--- Material to process ---

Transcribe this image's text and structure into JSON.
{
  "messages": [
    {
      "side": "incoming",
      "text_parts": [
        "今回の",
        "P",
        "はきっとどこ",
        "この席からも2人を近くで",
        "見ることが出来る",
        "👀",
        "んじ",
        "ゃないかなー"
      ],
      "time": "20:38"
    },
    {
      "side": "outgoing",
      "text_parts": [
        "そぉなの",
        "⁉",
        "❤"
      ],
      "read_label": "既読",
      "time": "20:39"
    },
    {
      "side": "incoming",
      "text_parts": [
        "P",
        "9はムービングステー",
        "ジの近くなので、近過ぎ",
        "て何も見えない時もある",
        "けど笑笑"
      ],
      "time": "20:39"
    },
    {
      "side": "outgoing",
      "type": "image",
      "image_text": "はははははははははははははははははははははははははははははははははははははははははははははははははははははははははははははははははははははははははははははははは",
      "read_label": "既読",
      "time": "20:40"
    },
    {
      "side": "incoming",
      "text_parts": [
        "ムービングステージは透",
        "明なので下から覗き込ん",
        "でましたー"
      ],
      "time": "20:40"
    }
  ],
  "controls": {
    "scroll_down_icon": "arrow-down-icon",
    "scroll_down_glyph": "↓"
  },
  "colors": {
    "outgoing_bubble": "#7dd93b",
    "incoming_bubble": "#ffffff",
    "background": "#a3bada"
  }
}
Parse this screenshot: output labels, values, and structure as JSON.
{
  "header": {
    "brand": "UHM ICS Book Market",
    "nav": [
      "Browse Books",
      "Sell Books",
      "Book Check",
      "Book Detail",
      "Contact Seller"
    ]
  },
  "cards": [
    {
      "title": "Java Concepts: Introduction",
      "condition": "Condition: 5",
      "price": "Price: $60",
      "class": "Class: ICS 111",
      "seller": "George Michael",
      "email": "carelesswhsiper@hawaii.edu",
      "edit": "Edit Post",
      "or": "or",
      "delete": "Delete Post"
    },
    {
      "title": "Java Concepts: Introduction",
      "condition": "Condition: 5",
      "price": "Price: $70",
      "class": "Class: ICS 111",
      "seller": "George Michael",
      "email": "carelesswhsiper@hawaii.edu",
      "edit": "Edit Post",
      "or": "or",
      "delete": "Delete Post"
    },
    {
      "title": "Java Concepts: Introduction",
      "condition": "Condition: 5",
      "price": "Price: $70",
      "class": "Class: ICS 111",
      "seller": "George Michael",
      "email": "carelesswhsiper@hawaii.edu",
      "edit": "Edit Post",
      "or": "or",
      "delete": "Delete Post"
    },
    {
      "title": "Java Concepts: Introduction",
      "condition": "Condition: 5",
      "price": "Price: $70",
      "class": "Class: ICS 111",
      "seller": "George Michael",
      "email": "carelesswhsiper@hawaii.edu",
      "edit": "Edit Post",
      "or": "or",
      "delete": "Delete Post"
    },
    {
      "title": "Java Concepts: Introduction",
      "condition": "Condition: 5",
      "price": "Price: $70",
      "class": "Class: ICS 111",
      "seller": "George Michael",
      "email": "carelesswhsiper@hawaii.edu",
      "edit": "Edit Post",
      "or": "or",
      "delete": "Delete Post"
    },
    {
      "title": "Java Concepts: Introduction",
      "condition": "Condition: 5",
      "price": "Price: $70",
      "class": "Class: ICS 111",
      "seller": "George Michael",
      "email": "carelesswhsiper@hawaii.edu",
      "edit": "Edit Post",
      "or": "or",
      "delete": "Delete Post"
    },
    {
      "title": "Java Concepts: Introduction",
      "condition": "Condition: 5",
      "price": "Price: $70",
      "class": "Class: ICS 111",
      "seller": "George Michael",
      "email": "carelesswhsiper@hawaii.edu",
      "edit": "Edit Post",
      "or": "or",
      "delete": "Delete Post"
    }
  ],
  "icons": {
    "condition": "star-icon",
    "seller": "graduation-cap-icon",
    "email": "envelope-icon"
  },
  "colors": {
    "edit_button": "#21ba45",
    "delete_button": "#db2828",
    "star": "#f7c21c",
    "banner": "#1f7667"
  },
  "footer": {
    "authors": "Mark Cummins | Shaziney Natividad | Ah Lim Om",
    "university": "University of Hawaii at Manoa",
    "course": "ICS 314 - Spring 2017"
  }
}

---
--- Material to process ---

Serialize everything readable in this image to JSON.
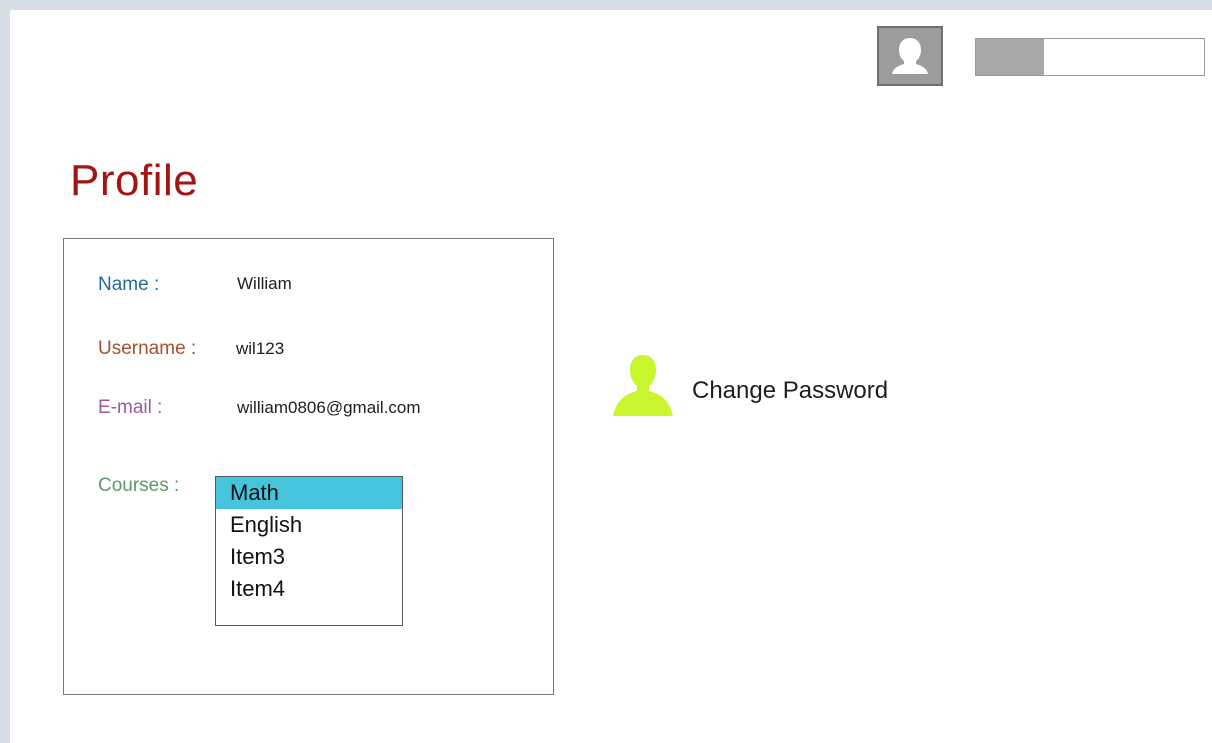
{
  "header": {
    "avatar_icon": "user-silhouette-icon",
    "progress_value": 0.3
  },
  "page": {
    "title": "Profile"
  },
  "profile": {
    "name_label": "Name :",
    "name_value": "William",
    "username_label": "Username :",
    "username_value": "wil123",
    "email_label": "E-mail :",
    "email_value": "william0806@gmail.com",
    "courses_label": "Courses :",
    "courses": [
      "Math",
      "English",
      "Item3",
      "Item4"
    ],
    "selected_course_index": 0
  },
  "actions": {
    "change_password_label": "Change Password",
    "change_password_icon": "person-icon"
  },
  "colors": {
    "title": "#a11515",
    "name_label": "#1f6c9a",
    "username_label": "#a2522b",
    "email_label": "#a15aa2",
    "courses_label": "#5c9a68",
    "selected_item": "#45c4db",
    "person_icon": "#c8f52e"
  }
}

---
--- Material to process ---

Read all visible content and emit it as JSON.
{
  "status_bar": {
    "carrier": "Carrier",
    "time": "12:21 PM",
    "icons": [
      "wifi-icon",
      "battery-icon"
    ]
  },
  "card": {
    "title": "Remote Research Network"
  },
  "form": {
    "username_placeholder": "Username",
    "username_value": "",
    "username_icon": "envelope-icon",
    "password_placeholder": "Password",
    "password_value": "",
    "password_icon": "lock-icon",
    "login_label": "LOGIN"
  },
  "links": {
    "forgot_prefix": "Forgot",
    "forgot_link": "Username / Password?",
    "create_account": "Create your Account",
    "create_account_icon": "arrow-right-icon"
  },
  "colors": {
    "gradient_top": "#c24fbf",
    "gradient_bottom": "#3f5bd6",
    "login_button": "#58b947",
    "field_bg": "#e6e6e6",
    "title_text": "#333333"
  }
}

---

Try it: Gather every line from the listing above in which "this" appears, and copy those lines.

Reply:
Transcribe this image's text and structure into JSON.
Parse this screenshot: output labels, values, and structure as JSON.
Serialize everything readable in this image to JSON.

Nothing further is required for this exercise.